── DATASET CONTENT

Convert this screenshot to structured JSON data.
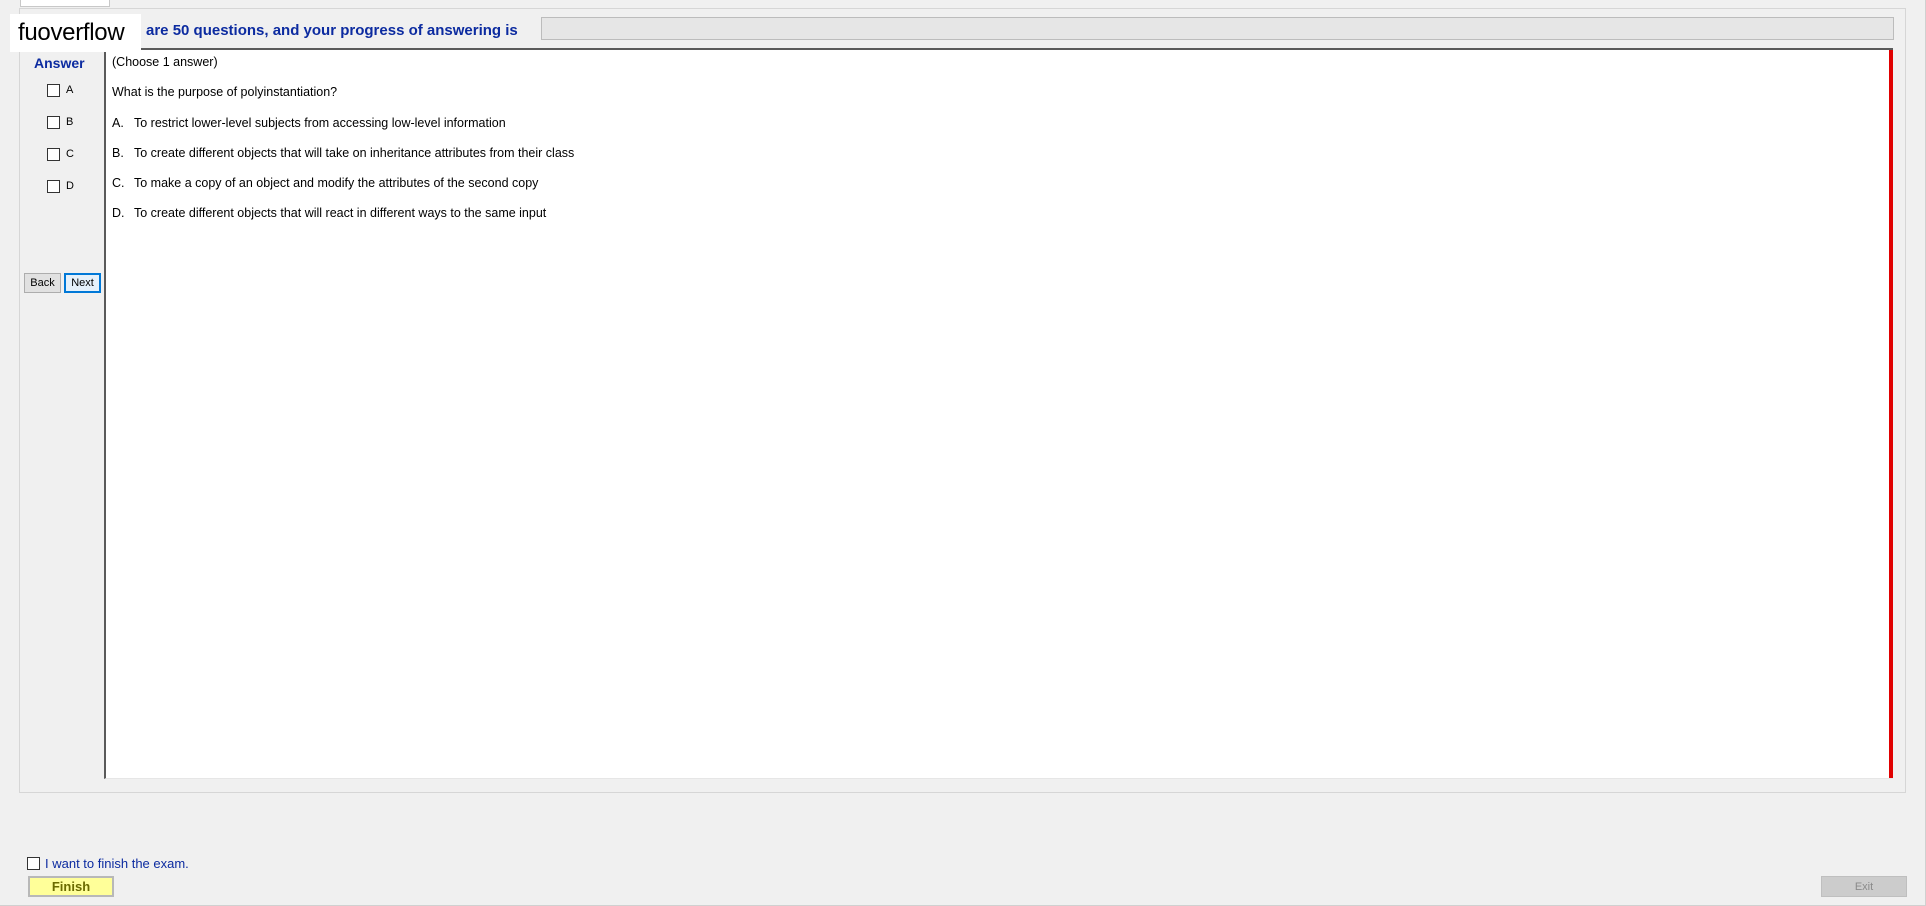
{
  "header": {
    "logo_text": "fuoverflow",
    "progress_caption": "are 50 questions, and your progress of answering is",
    "progress_value": 0
  },
  "answer_panel": {
    "heading": "Answer",
    "options": [
      {
        "letter": "A"
      },
      {
        "letter": "B"
      },
      {
        "letter": "C"
      },
      {
        "letter": "D"
      }
    ],
    "back_label": "Back",
    "next_label": "Next"
  },
  "question": {
    "instruction": "(Choose 1 answer)",
    "text": "What is the purpose of polyinstantiation?",
    "options": [
      {
        "letter": "A.",
        "text": "To restrict lower-level subjects from accessing low-level information"
      },
      {
        "letter": "B.",
        "text": "To create different objects that will take on inheritance attributes from their class"
      },
      {
        "letter": "C.",
        "text": "To make a copy of an object and modify the attributes of the second copy"
      },
      {
        "letter": "D.",
        "text": "To create different objects that will react in different ways to the same input"
      }
    ]
  },
  "footer": {
    "finish_checkbox_label": "I want to finish the exam.",
    "finish_label": "Finish",
    "exit_label": "Exit"
  },
  "colors": {
    "accent_text": "#0c2ba0",
    "finish_bg": "#ffff99",
    "scroll_marker": "#e00000"
  }
}
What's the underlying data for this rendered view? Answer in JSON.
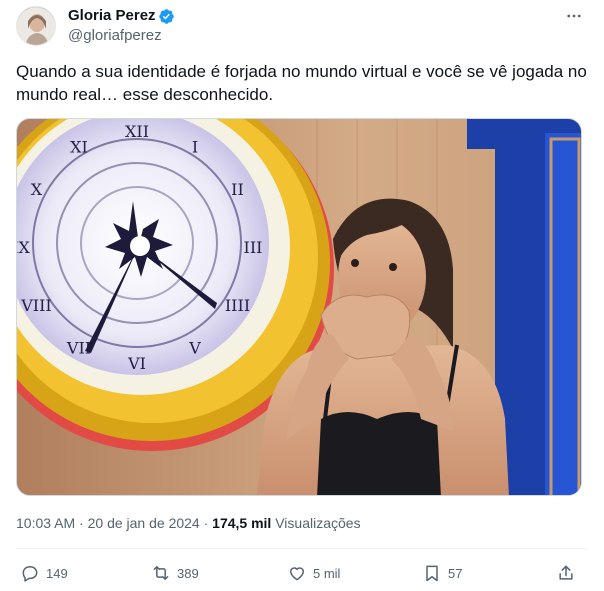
{
  "author": {
    "display_name": "Gloria Perez",
    "handle": "@gloriafperez"
  },
  "tweet": {
    "text": "Quando a sua identidade é forjada no mundo virtual e você se vê jogada no mundo real… esse desconhecido."
  },
  "media": {
    "clock_numerals": [
      "XII",
      "I",
      "II",
      "III",
      "IIII",
      "V",
      "VI",
      "VII",
      "VIII",
      "IX",
      "X",
      "XI"
    ]
  },
  "meta": {
    "time": "10:03 AM",
    "separator": "·",
    "date": "20 de jan de 2024",
    "views_count": "174,5 mil",
    "views_label": "Visualizações"
  },
  "actions": {
    "replies": "149",
    "reposts": "389",
    "likes": "5 mil",
    "bookmarks": "57"
  },
  "colors": {
    "verified_blue": "#1d9bf0",
    "secondary_text": "#536471"
  }
}
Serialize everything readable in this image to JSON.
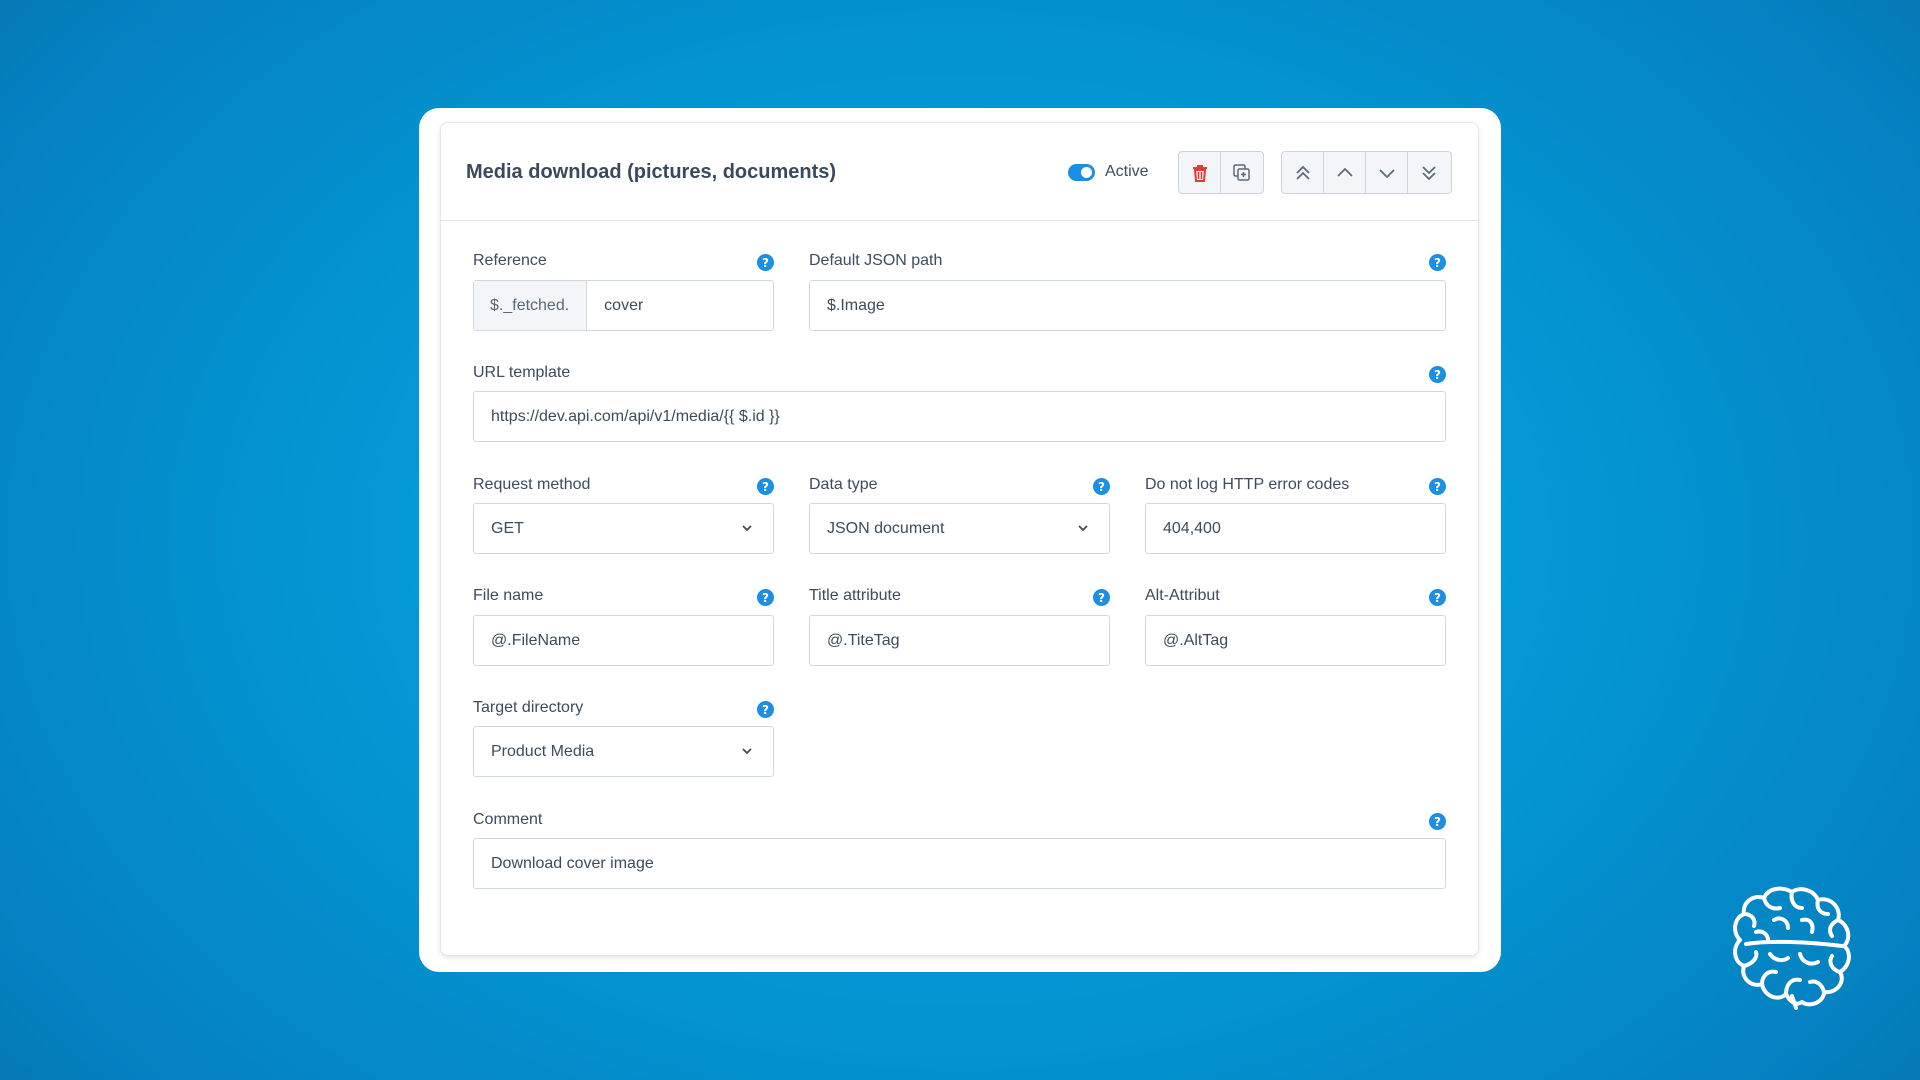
{
  "card": {
    "title": "Media download (pictures, documents)",
    "active_label": "Active",
    "active": true
  },
  "toolbar": {
    "delete_icon": "trash-icon",
    "duplicate_icon": "duplicate-icon",
    "move_top_icon": "double-chevron-up-icon",
    "move_up_icon": "chevron-up-icon",
    "move_down_icon": "chevron-down-icon",
    "move_bottom_icon": "double-chevron-down-icon"
  },
  "fields": {
    "reference": {
      "label": "Reference",
      "prefix": "$._fetched.",
      "value": "cover"
    },
    "default_json_path": {
      "label": "Default JSON path",
      "value": "$.Image"
    },
    "url_template": {
      "label": "URL template",
      "value": "https://dev.api.com/api/v1/media/{{ $.id }}"
    },
    "request_method": {
      "label": "Request method",
      "value": "GET"
    },
    "data_type": {
      "label": "Data type",
      "value": "JSON document"
    },
    "no_log_codes": {
      "label": "Do not log HTTP error codes",
      "value": "404,400"
    },
    "file_name": {
      "label": "File name",
      "value": "@.FileName"
    },
    "title_attribute": {
      "label": "Title attribute",
      "value": "@.TiteTag"
    },
    "alt_attribute": {
      "label": "Alt-Attribut",
      "value": "@.AltTag"
    },
    "target_directory": {
      "label": "Target directory",
      "value": "Product Media"
    },
    "comment": {
      "label": "Comment",
      "value": "Download cover image"
    }
  },
  "help_icon": "?",
  "colors": {
    "accent": "#1a8fe3",
    "delete": "#e53935",
    "background": "#0498d6"
  },
  "logo_icon": "brain-icon"
}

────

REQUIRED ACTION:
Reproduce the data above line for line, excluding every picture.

ANSWER BOX:
Convert this screenshot to structured JSON data.
{
  "header": {
    "logo_text": "fuoverflow",
    "progress_caption": "are 50 questions, and your progress of answering is",
    "progress_value": 0
  },
  "answer_panel": {
    "heading": "Answer",
    "options": [
      {
        "letter": "A"
      },
      {
        "letter": "B"
      },
      {
        "letter": "C"
      },
      {
        "letter": "D"
      }
    ],
    "back_label": "Back",
    "next_label": "Next"
  },
  "question": {
    "instruction": "(Choose 1 answer)",
    "text": "What is the purpose of polyinstantiation?",
    "options": [
      {
        "letter": "A.",
        "text": "To restrict lower-level subjects from accessing low-level information"
      },
      {
        "letter": "B.",
        "text": "To create different objects that will take on inheritance attributes from their class"
      },
      {
        "letter": "C.",
        "text": "To make a copy of an object and modify the attributes of the second copy"
      },
      {
        "letter": "D.",
        "text": "To create different objects that will react in different ways to the same input"
      }
    ]
  },
  "footer": {
    "finish_checkbox_label": "I want to finish the exam.",
    "finish_label": "Finish",
    "exit_label": "Exit"
  },
  "colors": {
    "accent_text": "#0c2ba0",
    "finish_bg": "#ffff99",
    "scroll_marker": "#e00000"
  }
}
What's the underlying data for this rendered view? Answer in JSON.
{
  "author": {
    "display_name": "Gloria Perez",
    "handle": "@gloriafperez"
  },
  "tweet": {
    "text": "Quando a sua identidade é forjada no mundo virtual e você se vê jogada no mundo real… esse desconhecido."
  },
  "media": {
    "clock_numerals": [
      "XII",
      "I",
      "II",
      "III",
      "IIII",
      "V",
      "VI",
      "VII",
      "VIII",
      "IX",
      "X",
      "XI"
    ]
  },
  "meta": {
    "time": "10:03 AM",
    "separator": "·",
    "date": "20 de jan de 2024",
    "views_count": "174,5 mil",
    "views_label": "Visualizações"
  },
  "actions": {
    "replies": "149",
    "reposts": "389",
    "likes": "5 mil",
    "bookmarks": "57"
  },
  "colors": {
    "verified_blue": "#1d9bf0",
    "secondary_text": "#536471"
  }
}
Serialize everything readable in this image to JSON.
{
  "card": {
    "title": "Media download (pictures, documents)",
    "active_label": "Active",
    "active": true
  },
  "toolbar": {
    "delete_icon": "trash-icon",
    "duplicate_icon": "duplicate-icon",
    "move_top_icon": "double-chevron-up-icon",
    "move_up_icon": "chevron-up-icon",
    "move_down_icon": "chevron-down-icon",
    "move_bottom_icon": "double-chevron-down-icon"
  },
  "fields": {
    "reference": {
      "label": "Reference",
      "prefix": "$._fetched.",
      "value": "cover"
    },
    "default_json_path": {
      "label": "Default JSON path",
      "value": "$.Image"
    },
    "url_template": {
      "label": "URL template",
      "value": "https://dev.api.com/api/v1/media/{{ $.id }}"
    },
    "request_method": {
      "label": "Request method",
      "value": "GET"
    },
    "data_type": {
      "label": "Data type",
      "value": "JSON document"
    },
    "no_log_codes": {
      "label": "Do not log HTTP error codes",
      "value": "404,400"
    },
    "file_name": {
      "label": "File name",
      "value": "@.FileName"
    },
    "title_attribute": {
      "label": "Title attribute",
      "value": "@.TiteTag"
    },
    "alt_attribute": {
      "label": "Alt-Attribut",
      "value": "@.AltTag"
    },
    "target_directory": {
      "label": "Target directory",
      "value": "Product Media"
    },
    "comment": {
      "label": "Comment",
      "value": "Download cover image"
    }
  },
  "help_icon": "?",
  "colors": {
    "accent": "#1a8fe3",
    "delete": "#e53935",
    "background": "#0498d6"
  },
  "logo_icon": "brain-icon"
}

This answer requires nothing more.